Langerhans cell histiocytosis (LCH) is a rare disease characterized by the proliferation of abnormal Langerhans cells in various tissues and organs, including bone, skin, the lungs, and the pituitary gland. Hypothalamic–pituitary lesions in LCH often cause central diabetes insipidus (CDI), but the natural course of LCH in the CNS remains to be elucidated. In this study, we report an interesting case of altered LCH lesions in the CNS from the pituitary to the hypothalamus in a 45-year-old woman. She developed symptoms of polyuria and was diagnosed with CDI with lymphocytic hypophysitis due to an enlarged pituitary gland with stalk thickening shown on MRI. Short-term glucocorticoid therapy cured pituitary enlargement, but serum prolactin levels gradually increased. Six years later, the immunohistological findings of a skin biopsy revealed positive for leukocyte common antigen, S-100, and CD1a expression, indicating a diagnosis of LCH. MRI revealed a new lesion in the hypothalamus without pituitary involvement, likely due to LCH. Chemotherapy improved LCH lesions both in the skin and hypothalamus, but therapy was stopped on the patient’s request. Although adult-onset LCH is rare, it should be considered as a differential diagnosis in cases of CDI as the primary disease. The clinical course in the present case indicated that LCH lesion was altered from pituitary to suprasellar extension; where such changes were observed, the possibility of LCH should be considered.

Learning points

  • Diagnosing the primary disease of CDI is challenging; therefore, careful observation is necessary in pathologically unknown cases.

  • Enhanced MRI should be performed in cases with suspected hypothalamic lesions, such as elevated serum prolactin.

  • Although adult-onset LCH is rare, it should be considered a differential diagnosis in cases of CDI as the primary disease.

  • The direction of changing CNS lesion from pituitary to suprasellar extension might be a unique MRI finding in LCH.

Open access

Fumiaki Kawano, Tadato Yonekawa, Hideki Yamaguchi, Nobuhiro Shibata, Kousei Tashiro, Makoto Ikenoue, Shun Munakata, Kazuhiro Higuchi, Hiroyuki Tanaka, Yuichiro Sato, Ayumu Hosokawa, Shinsuke Takeno, Kunihide Nakamura, and Atsushi Nanashima

Summary

A 54-year-old woman was referred to our hospital with a cervical tumor.

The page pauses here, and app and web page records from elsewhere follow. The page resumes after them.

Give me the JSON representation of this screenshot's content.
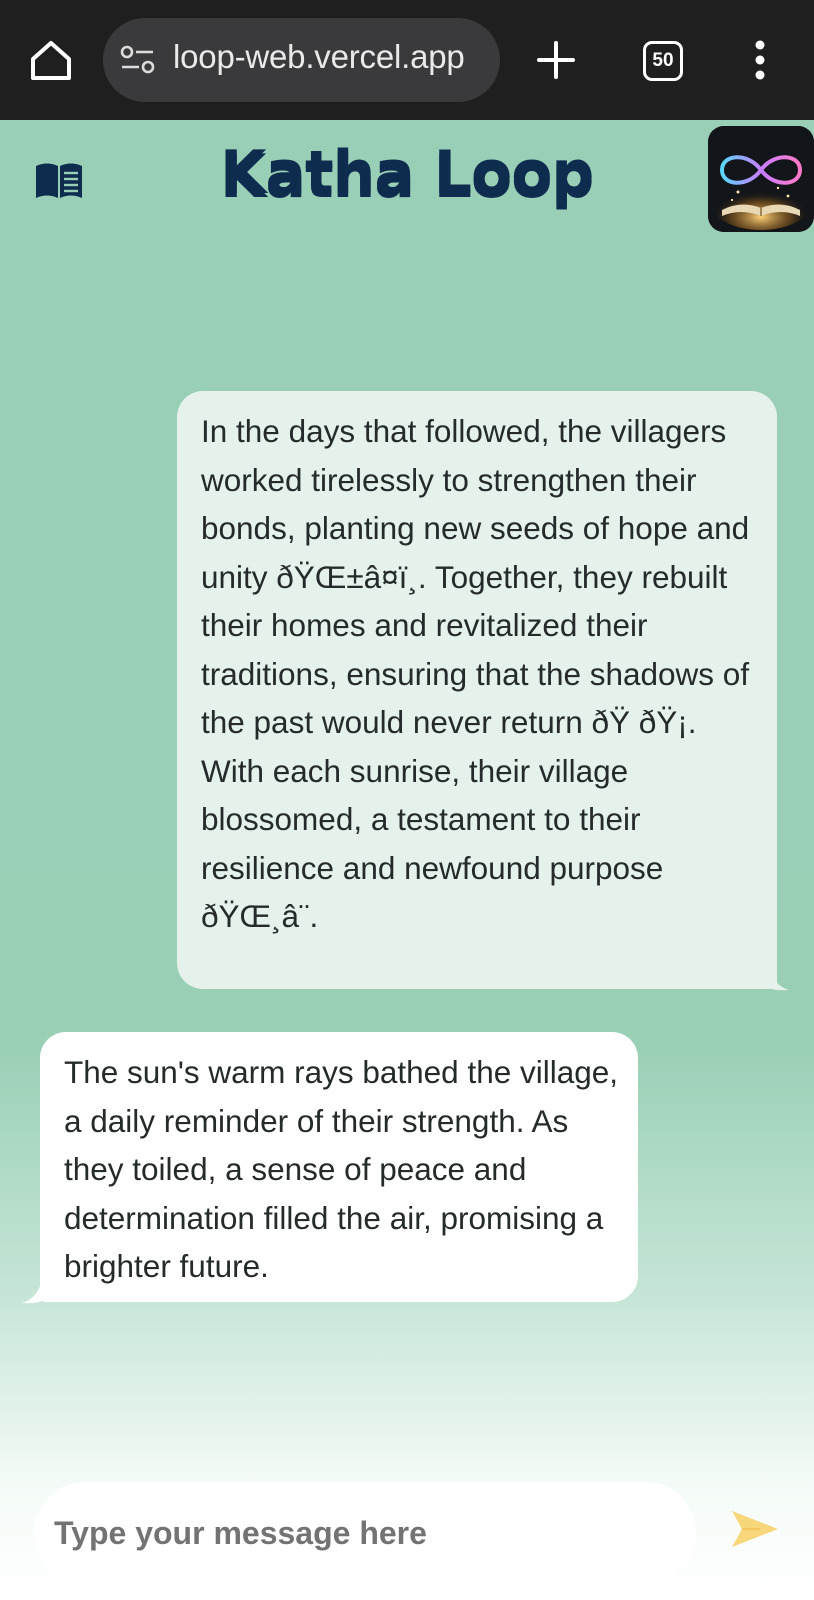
{
  "browser": {
    "url": "loop-web.vercel.app",
    "tab_count": "50"
  },
  "app": {
    "title": "Katha Loop"
  },
  "messages": [
    {
      "role": "user",
      "text": "In the days that followed, the villagers worked tirelessly to strengthen their bonds, planting new seeds of hope and unity ðŸŒ±â¤ï¸. Together, they rebuilt their homes and revitalized their traditions, ensuring that the shadows of the past would never return ðŸ ðŸ¡. With each sunrise, their village blossomed, a testament to their resilience and newfound purpose ðŸŒ¸â¨."
    },
    {
      "role": "bot",
      "text": "The sun's warm rays bathed the village, a daily reminder of their strength. As they toiled, a sense of peace and determination filled the air, promising a brighter future."
    }
  ],
  "composer": {
    "placeholder": "Type your message here"
  },
  "icons": {
    "home": "home-icon",
    "site_settings": "tune-icon",
    "new_tab": "plus-icon",
    "menu": "more-vert-icon",
    "book": "book-icon",
    "logo": "infinity-book-logo",
    "send": "send-icon"
  },
  "colors": {
    "app_background": "#98cfb5",
    "title": "#0e2c4d",
    "user_bubble": "#e4f2eb",
    "bot_bubble": "#ffffff",
    "send_icon": "#f8d77a"
  }
}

CT revealed a cervical tumor extending to the upper mediastinum, tracheal deviation and tumor infiltration in the cervical vessels. She was followed-up because no diagnosis of malignancy was made by cytology. However, 2 months later, a CT scan showed enlargement of the tumor and tracheal stenosis, and a surgical biopsy was performed and she was diagnosed with anaplastic thyroid cancer (ATC). The tracheal tube with tracheal stenosis could not be removed due to the rapid growth of the tumor, necessitating management by mechanical ventilation. Due to the difficulty of surgical resection, she was treated with lenvatinib. A lenvatinib solution was made and administered via a nasogastric tube. After lenvatinib treatment, the tumor volume decreased and the tracheal stenosis improved. The tracheal tube was removed and oral intake became possible. She was discharged and received ambulatory lenvatinib therapy. The tumor was significantly reduced in size, but gradually grew and was exposed through the cervical wound 6 months later. Esophageal perforation occurred 10 months after the start of treatment. Lenvatinib was re-administered via a nasogastric tube. Eleven months later, the patient died of massive bleeding from the exposed cervical tumor. Patients with advanced ATC may require management with mechanical ventilation for airway stenosis or with a nasogastric tube for esophageal stenosis and perforation. We experienced a case in which lenvatinib was safely administered via a nasogastric tube while performing mechanical ventilation.

Learning points:

  • An anaplastic thyroid cancer patient under mechanical ventilator management was treated with lenvatinib via a nasogastric tube.

  • The lenvatinib solution can easily be prepared and administered via a nasogastric tube.

  • The lenvatinib solution was effective for a patient with difficulty in oral intake.

  • Lenvatinib could also improve the prognosis of an anaplastic thyroid cancer patient with severe airway and esophageal trouble.